• Your objective:
From the entries below, copy each line in which the word "JSON" occurs.

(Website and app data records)

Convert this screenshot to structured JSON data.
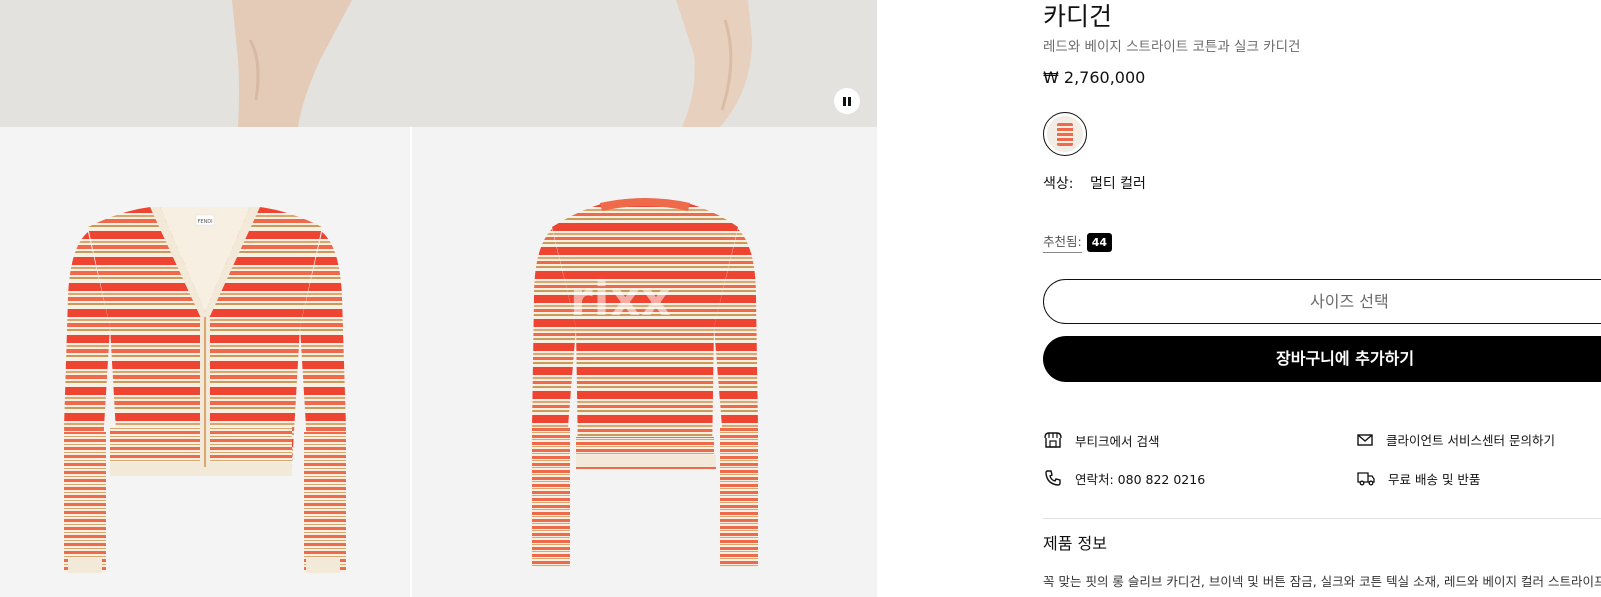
{
  "product": {
    "title": "카디건",
    "subtitle": "레드와 베이지 스트라이트 코튼과 실크 카디건",
    "price": "₩ 2,760,000",
    "color_label": "색상:",
    "color_value": "멀티 컬러",
    "recommended_label": "추천됨:",
    "recommended_count": "44",
    "size_button": "사이즈 선택",
    "cart_button": "장바구니에 추가하기"
  },
  "services": {
    "boutique": "부티크에서 검색",
    "client_service": "클라이언트 서비스센터 문의하기",
    "contact": "연락처: 080 822 0216",
    "shipping": "무료 배송 및 반품"
  },
  "product_info": {
    "title": "제품 정보",
    "description": "꼭 맞는 핏의 롱 슬리브 카디건, 브이넥 및 버튼 잠금, 실크와 코튼 텍실 소재, 레드와 베이지 컬러 스트라이프"
  },
  "gallery": {
    "watermark": "rixx",
    "front_label": "FENDI"
  },
  "colors": {
    "red": "#ee4532",
    "cream": "#f7efe2",
    "tan": "#d9a770",
    "gold": "#c89b5d"
  }
}
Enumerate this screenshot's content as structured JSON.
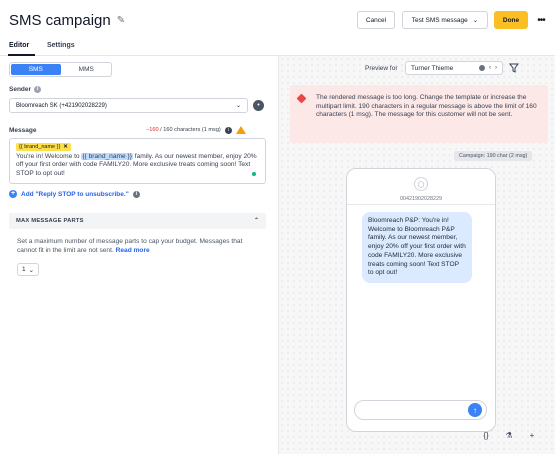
{
  "header": {
    "title": "SMS campaign",
    "cancel_label": "Cancel",
    "test_label": "Test SMS message",
    "done_label": "Done",
    "more_label": "•••"
  },
  "tabs": [
    {
      "label": "Editor",
      "active": true
    },
    {
      "label": "Settings",
      "active": false
    }
  ],
  "channel_toggle": {
    "options": [
      "SMS",
      "MMS"
    ],
    "selected": "SMS"
  },
  "sender": {
    "label": "Sender",
    "value": "Bloomreach SK (+421902028229)"
  },
  "message": {
    "label": "Message",
    "count_over": "−160",
    "count_rest": "/ 160 characters (1 msg)",
    "chip_label": "{{ brand_name }}",
    "chip_close": "✕",
    "text_part1": "You're in! Welcome to ",
    "text_highlight": "{{ brand_name }}",
    "text_part2": " family. As our newest member, enjoy 20% off your first order with code FAMILY20. More exclusive treats coming soon! Text STOP to opt out!"
  },
  "add_stop_link": "Add \"Reply STOP to unsubscribe.\"",
  "max_parts": {
    "heading": "MAX MESSAGE PARTS",
    "text": "Set a maximum number of message parts to cap your budget. Messages that cannot fit in the limit are not sent.",
    "read_more": "Read more",
    "value": "1"
  },
  "preview": {
    "label": "Preview for",
    "customer": "Turner Thieme"
  },
  "alert": {
    "text": "The rendered message is too long. Change the template or increase the multipart limit. 190 characters in a regular message is above the limit of 160 characters (1 msg). The message for this customer will not be sent."
  },
  "campaign_tag": "Campaign: 190 char (2 msg)",
  "phone": {
    "number": "00421902028229",
    "bubble": "Bloomreach P&P: You're in! Welcome to Bloomreach P&P family. As our newest member, enjoy 20% off your first order with code FAMILY20. More exclusive treats coming soon! Text STOP to opt out!"
  },
  "colors": {
    "accent": "#3b82f6",
    "done": "#fbbf24",
    "alert_bg": "#fde8e8",
    "error": "#dc2626"
  },
  "icons": [
    "pencil-icon",
    "chevron-down-icon",
    "plus-circle-icon",
    "info-icon",
    "warning-icon",
    "filter-icon",
    "send-icon",
    "code-icon",
    "flask-icon",
    "plus-icon"
  ]
}
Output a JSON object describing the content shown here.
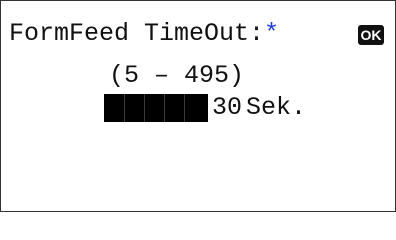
{
  "setting": {
    "label": "FormFeed TimeOut:",
    "required_mark": "*",
    "confirm_key": "OK"
  },
  "range_text": "(5 – 495)",
  "value_field": {
    "value": "30",
    "unit": "Sek."
  },
  "colors": {
    "required_mark": "#1f3fd0",
    "field_background": "#000000"
  }
}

• Exercise answer:
Convert this screenshot to structured JSON data.
Enumerate this screenshot's content as structured JSON.
Output a JSON object describing the content shown here.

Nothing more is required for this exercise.